*** EXTRACTED MATERIAL ***

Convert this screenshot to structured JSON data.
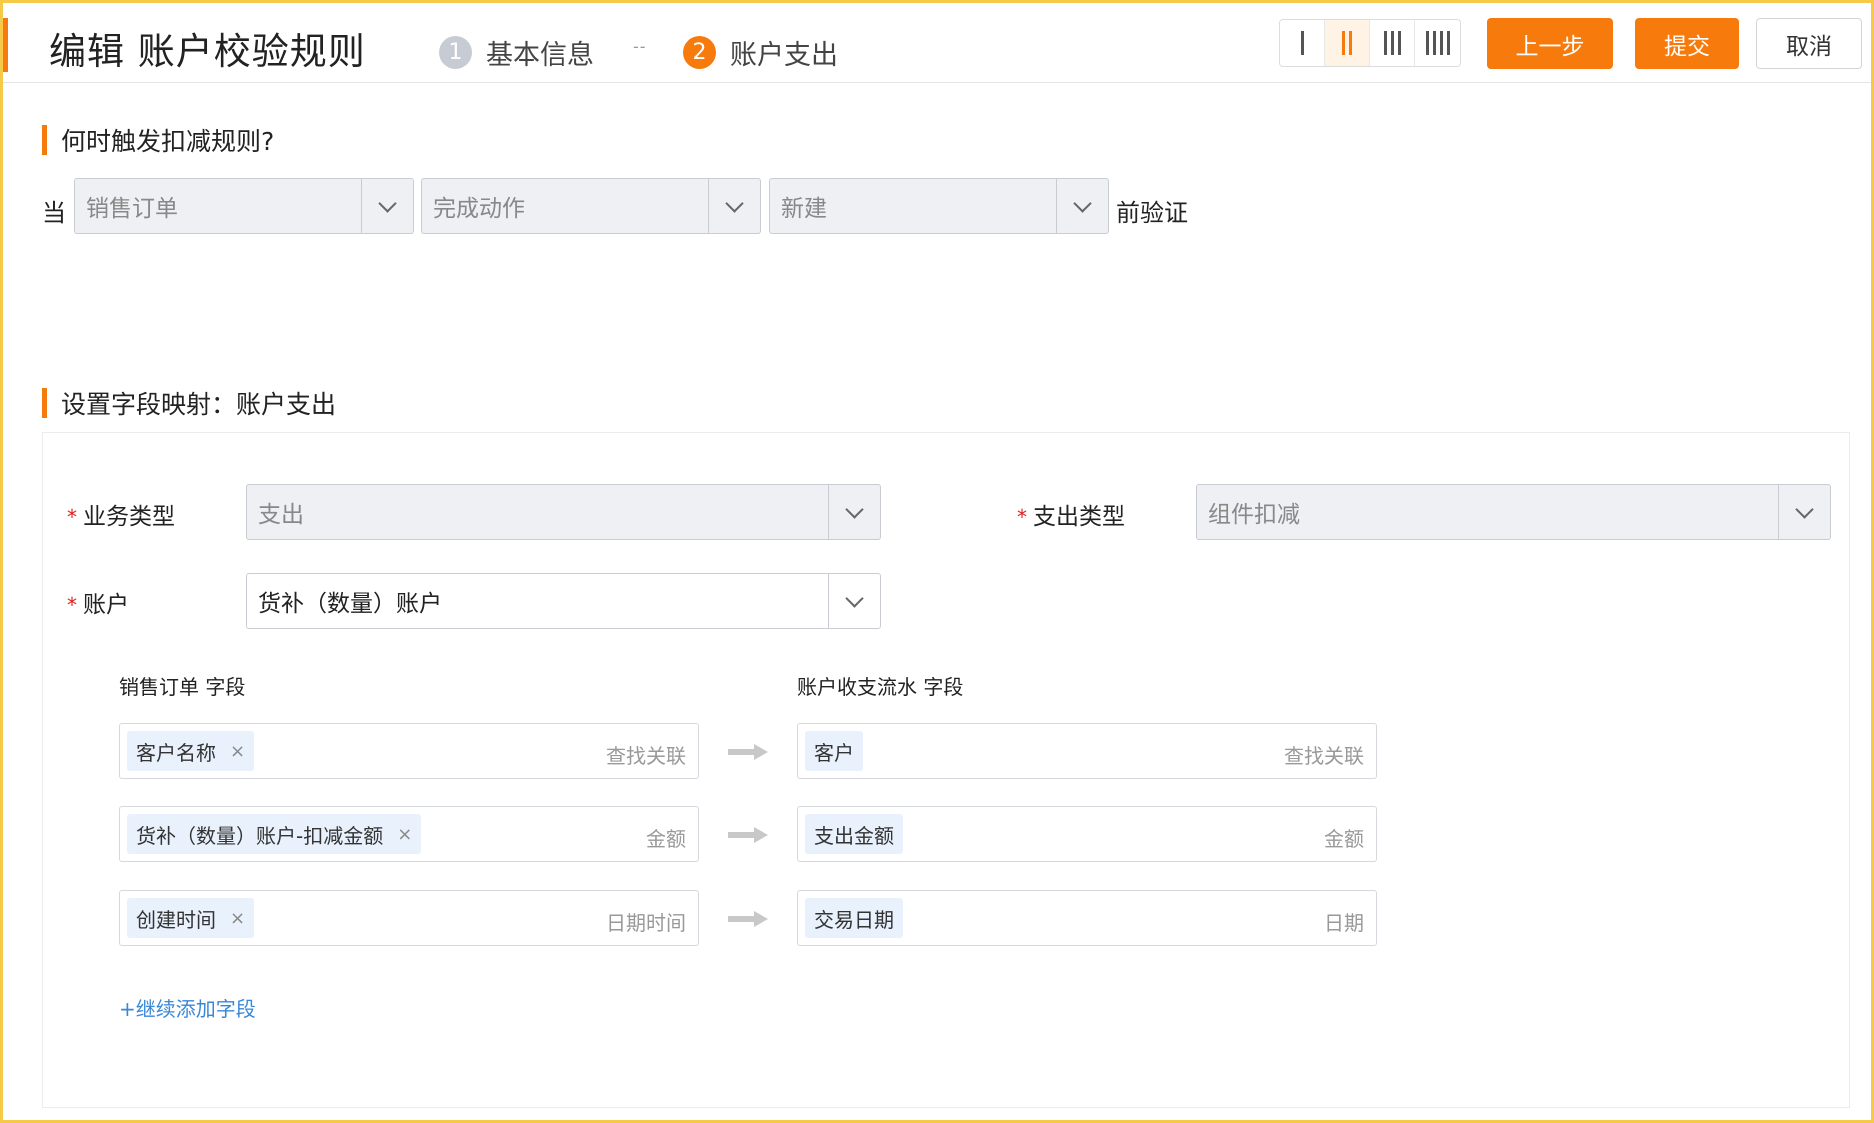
{
  "header": {
    "title": "编辑 账户校验规则",
    "steps": [
      {
        "num": "1",
        "label": "基本信息"
      },
      {
        "num": "2",
        "label": "账户支出"
      }
    ],
    "step_separator": "--",
    "layout_options": [
      "layout-1-col",
      "layout-2-col",
      "layout-3-col",
      "layout-4-col"
    ],
    "layout_selected": 2,
    "prev_label": "上一步",
    "submit_label": "提交",
    "cancel_label": "取消"
  },
  "trigger": {
    "section_title": "何时触发扣减规则?",
    "prefix": "当",
    "object": "销售订单",
    "action": "完成动作",
    "event": "新建",
    "suffix": "前验证"
  },
  "mapping": {
    "section_title": "设置字段映射：账户支出",
    "business_type": {
      "label": "业务类型",
      "value": "支出"
    },
    "expense_type": {
      "label": "支出类型",
      "value": "组件扣减"
    },
    "account": {
      "label": "账户",
      "value": "货补（数量）账户"
    },
    "source_header": "销售订单 字段",
    "target_header": "账户收支流水 字段",
    "rows": [
      {
        "source_tag": "客户名称",
        "source_hint": "查找关联",
        "target_tag": "客户",
        "target_hint": "查找关联"
      },
      {
        "source_tag": "货补（数量）账户-扣减金额",
        "source_hint": "金额",
        "target_tag": "支出金额",
        "target_hint": "金额"
      },
      {
        "source_tag": "创建时间",
        "source_hint": "日期时间",
        "target_tag": "交易日期",
        "target_hint": "日期"
      }
    ],
    "remove_symbol": "×",
    "add_field_label": "+继续添加字段"
  },
  "colors": {
    "accent": "#f77a0c",
    "frame": "#f7c948",
    "link": "#3a87d8",
    "tag_bg": "#e8f1fc",
    "required": "#e02020"
  }
}
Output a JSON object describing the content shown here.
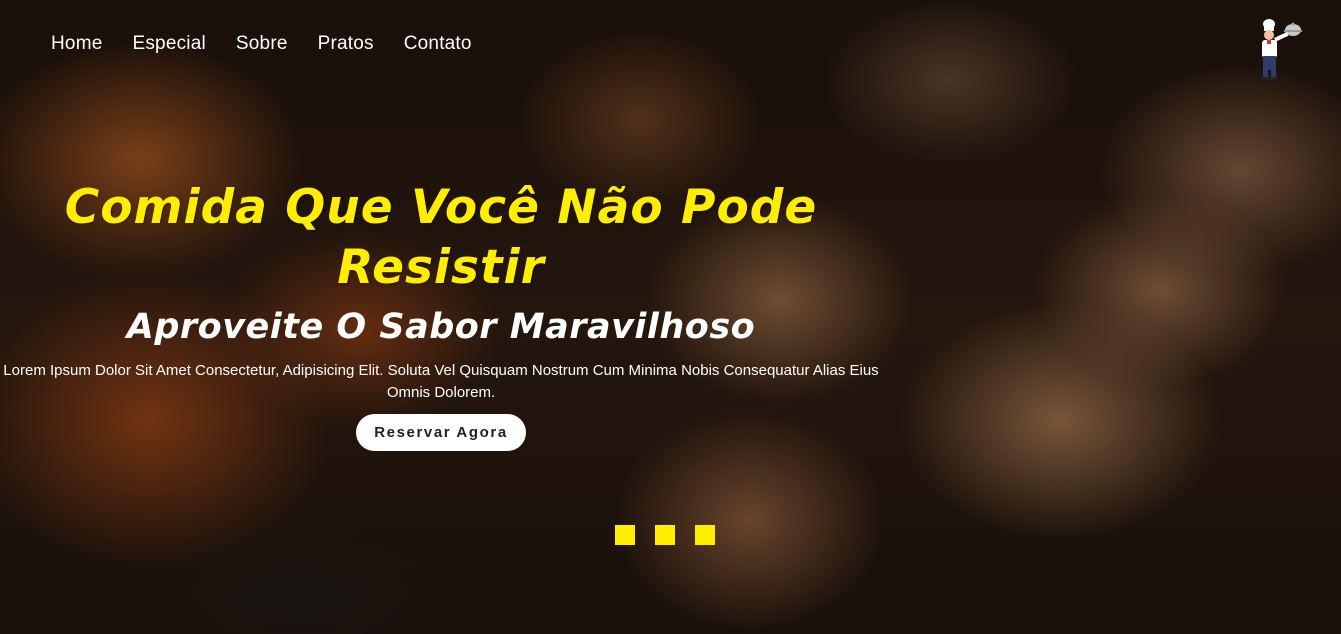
{
  "nav": {
    "items": [
      {
        "label": "Home"
      },
      {
        "label": "Especial"
      },
      {
        "label": "Sobre"
      },
      {
        "label": "Pratos"
      },
      {
        "label": "Contato"
      }
    ]
  },
  "logo": {
    "icon": "chef-icon"
  },
  "hero": {
    "title": "Comida Que Você Não Pode Resistir",
    "subtitle": "Aproveite O Sabor Maravilhoso",
    "description": "Lorem Ipsum Dolor Sit Amet Consectetur, Adipisicing Elit. Soluta Vel Quisquam Nostrum Cum Minima Nobis Consequatur Alias Eius Omnis Dolorem.",
    "cta_label": "Reservar Agora"
  },
  "slider": {
    "dot_count": 3
  },
  "colors": {
    "accent": "#ffee00",
    "text": "#ffffff",
    "button_bg": "#ffffff"
  }
}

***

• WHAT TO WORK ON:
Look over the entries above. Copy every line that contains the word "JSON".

• RESULT OF THE TASK:
Convert this screenshot to structured JSON data.
Output a JSON object describing the content shown here.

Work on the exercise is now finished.